My daughter, my angel... This is my personal story of what it is like having a child with Down syndrome. Before Angela was born, I had no idea that she would have Down syndrome. The joy of having my first baby was soon overshadowed by the news that my daughter was not going to be "normal" and would face many challenges in her life. My family and I decided that whatever challenges this little girl would have, we were going to take her home and love her and help her all we could to reach her full potential as a human being. Those first few weeks and months were a roller coaster ride of emotions for my family and me especially. Most dads go to work and have other things that occupy their time, but us moms are the ones that face the challenges day in and day out with our kids. Sometimes I would be able to go about my day caring for the needs of Angela like any mother would do with a new baby, but at other times I was filled with sadness and disappointment and even a little scared of what the future would hold. During the nine months you wait for your child to be born, you dream, plan and envision what your child's life will be like, who they will become, what accomplishments they will achieve. It seemed as though all those dreams and hopes had died with Angela's diagnosis. With the help and support of family and friends I tried to focus on the positive and being the best parent I could be. One of the first things I did was to educate myself about Down syndrome. I drew strength from sharing with others who had children with Down syndrome and I also learned what to expect in the various stages of my daughter's development. My daughter Angela is now 15 years old. She doesn't go to the movies by herself, take the bus or accomplish many of the things other young girls her age have done, but she has far exceeded the expectations I was given those 15 years ago. Angela bowls weekly and has an average score of 120. She swims with the Special Olympics, she rows with the Row NY program in Flushing Meadow Lake every Saturday, she goes to our local church, movie theater, she attends summer camps, dances and other social and community events. Every year we go to Colombia, Florida, to the beach, parks, amusements parks, etc. Contrary to what some people say about the poor quality of people with Down syndrome, you could never convince Angela and her friends that they do not have fun and fulfilling lives.

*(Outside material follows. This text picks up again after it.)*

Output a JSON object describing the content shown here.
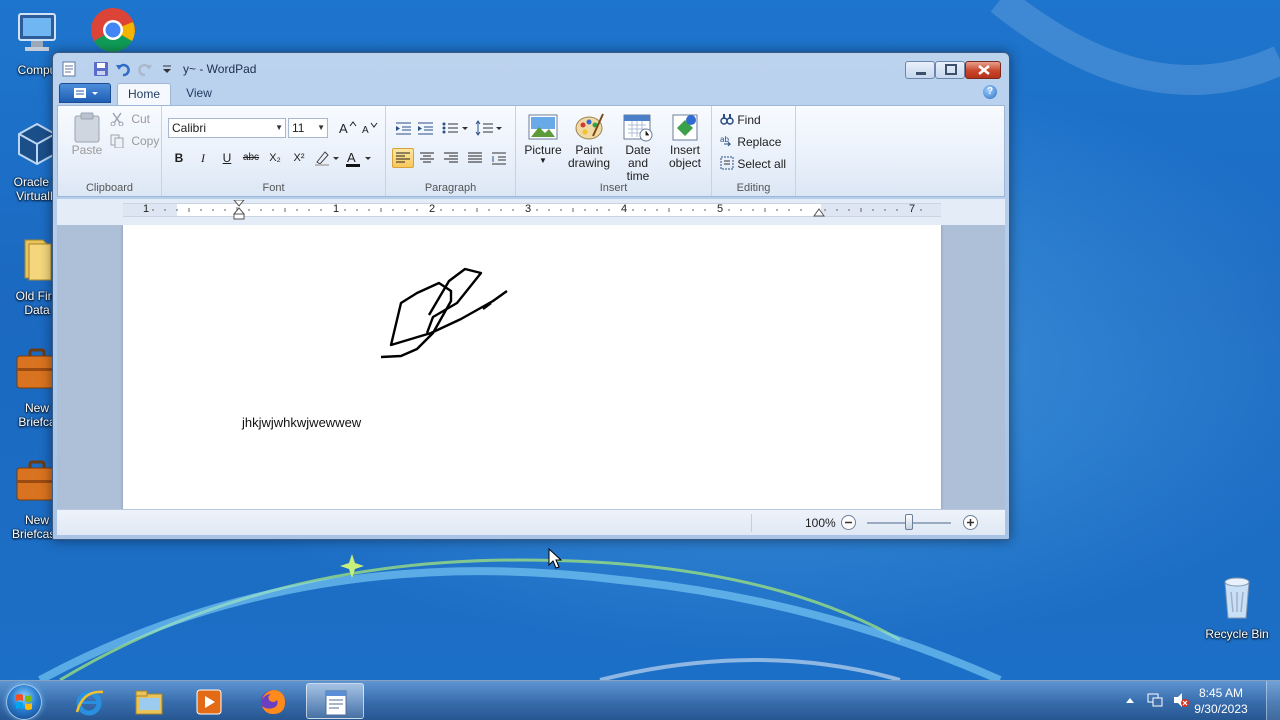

Angela and her friends have taught me some very valuable lessons like learning to love and accept people unconditionally, patience and realizing that individuals with disabilities have feelings and emotions just like other people do. My life has been blessed in many ways by my daughter Angela. Angela, I love you.